Since 2020, Vietnamese renewable energy companies have issued more than US$3 billion of corporate bonds denominated in VND in the domestic market, according to an estimate by the Institute of Energy Economics and Financial Analysis IEFA). However, currently, no company has access to foreign markets. From 2021 to now, there have been only 7 issuances of bonds abroad by Vietnamese enterprises, mainly for real estate development.

While it is not yet clear how the upcoming Power Plan VIII will set out exactly how much solar and wind power output will be, it is clear that this output will increase. The question is how to finance the massive volume of new renewable energy needed to achieve net zero emissions by 2050.

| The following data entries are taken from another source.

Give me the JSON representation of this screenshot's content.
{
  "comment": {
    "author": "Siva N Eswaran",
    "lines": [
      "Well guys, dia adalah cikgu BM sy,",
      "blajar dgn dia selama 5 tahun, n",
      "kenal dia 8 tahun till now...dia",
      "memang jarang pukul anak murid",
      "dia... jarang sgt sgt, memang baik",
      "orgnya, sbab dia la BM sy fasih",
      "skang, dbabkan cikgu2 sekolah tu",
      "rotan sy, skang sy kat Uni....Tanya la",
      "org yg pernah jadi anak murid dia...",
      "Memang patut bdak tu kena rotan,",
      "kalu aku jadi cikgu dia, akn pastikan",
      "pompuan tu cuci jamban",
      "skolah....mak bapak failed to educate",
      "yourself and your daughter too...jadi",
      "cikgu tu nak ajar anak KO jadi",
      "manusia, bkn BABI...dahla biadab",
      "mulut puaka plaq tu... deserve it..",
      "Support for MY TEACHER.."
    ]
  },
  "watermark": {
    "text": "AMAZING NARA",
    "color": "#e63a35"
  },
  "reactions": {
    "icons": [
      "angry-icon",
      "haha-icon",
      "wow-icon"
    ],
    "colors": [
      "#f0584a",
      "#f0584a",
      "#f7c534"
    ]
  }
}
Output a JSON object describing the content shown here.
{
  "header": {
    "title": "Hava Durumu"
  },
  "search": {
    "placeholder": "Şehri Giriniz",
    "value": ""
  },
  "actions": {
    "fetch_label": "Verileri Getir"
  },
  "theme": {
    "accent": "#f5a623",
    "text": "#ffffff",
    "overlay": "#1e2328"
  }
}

The World Bank's Country Report on Climate and Development indicates that investments in the clean energy transition could reach $15-17 billion per year in the future, from $7 to $8 billion USD per year today.

The role of foreign direct investment (FDI)

According to HSBC Research, Vietnam is ranked as the best investment destination for renewable energy in ASEAN thanks to a number of factors such as resource availability (solar energy or energy wind), increased electricity demand, and the government's ambitious target of net zero emissions by 2050, as well as an absolute target for renewable energy (about 30% of Vietnam's energy use) in 2030 will be wind/solar).

source: Energy Tracker Asia

While Power Plan VIII is still a draft, this large investment will result in a “funding gap” for both Electricity of Vietnam (EVN) and independent power producers, generating demand for electricity demand for international capital flows in a sector that has traditionally relied solely on domestic banks. Given the limitations of domestic lenders, including credit growth limits and maximum loan limits per customer, the role of foreign direct investment is likely to be crucial when new projects (greenfield project) start to be built. In fact, the forms of funding are quite diverse, such as export credit agencies (ECAs), which provide a very popular means of financing projects around the world involving import cost of capital and services.

By 2021, it has attracted $115 billion in financial support globally. However, to date, this type of credit financing has been limited in Vietnam, although there have been intentions to finance new wind farms as part of Power Plan VIII, subject to ability to obtain a local bank guarantee on the borrower's payment options.

In addition, the form of development banks and debt capital markets can be mentioned.

In fact, Vietnam's renewable energy companies have issued bonds in the country, however, the foreign market is still open. International investors remain wary of Vietnam's renewable energy market, expecting assurances from local banks on borrower payment options to mitigate concerns about curtailment contract termination or reduction. "Although a number of European energy project developers have a presence in the Vietnamese market, it is Asian competitors that act as the strongest catalysts, as more than 90% of foreign companies invest in Vietnam. Investment in solar and wind power in Vietnam is from Asian countries, such as Thailand, Japan and the Philippines", emphasised Ms. Stephanie Betant.

Asian companies also play an important role in providing the necessary technical expertise and financial resources. Notably, long-standing Asian energy companies such as AC Energy (Philippines), Gulf Energy and B.Grimm Power (Thailand), have used their resources to raise capital from multinational development banks. (such as ADB) to support renewable energy projects in the country. “It is very likely that local and international joint ventures will dominate the offshore wind power market of Vietnam once this market is formed,” a representative of HSBC Vietnam forecast.

Due to the potential complexity and sensitivities surrounding offshore wind projects, major global offshore wind companies have partnered with local development partners for their first projects in Vietnam. For example, Orsted, a global sustainable energy company, is working with T&T Group, a leading multi-industry company in Vietnam, to jointly develop an offshore wind power project with a capacity of about 10GW in Ninh Thuan and Binh Thuan provinces.



bottom of page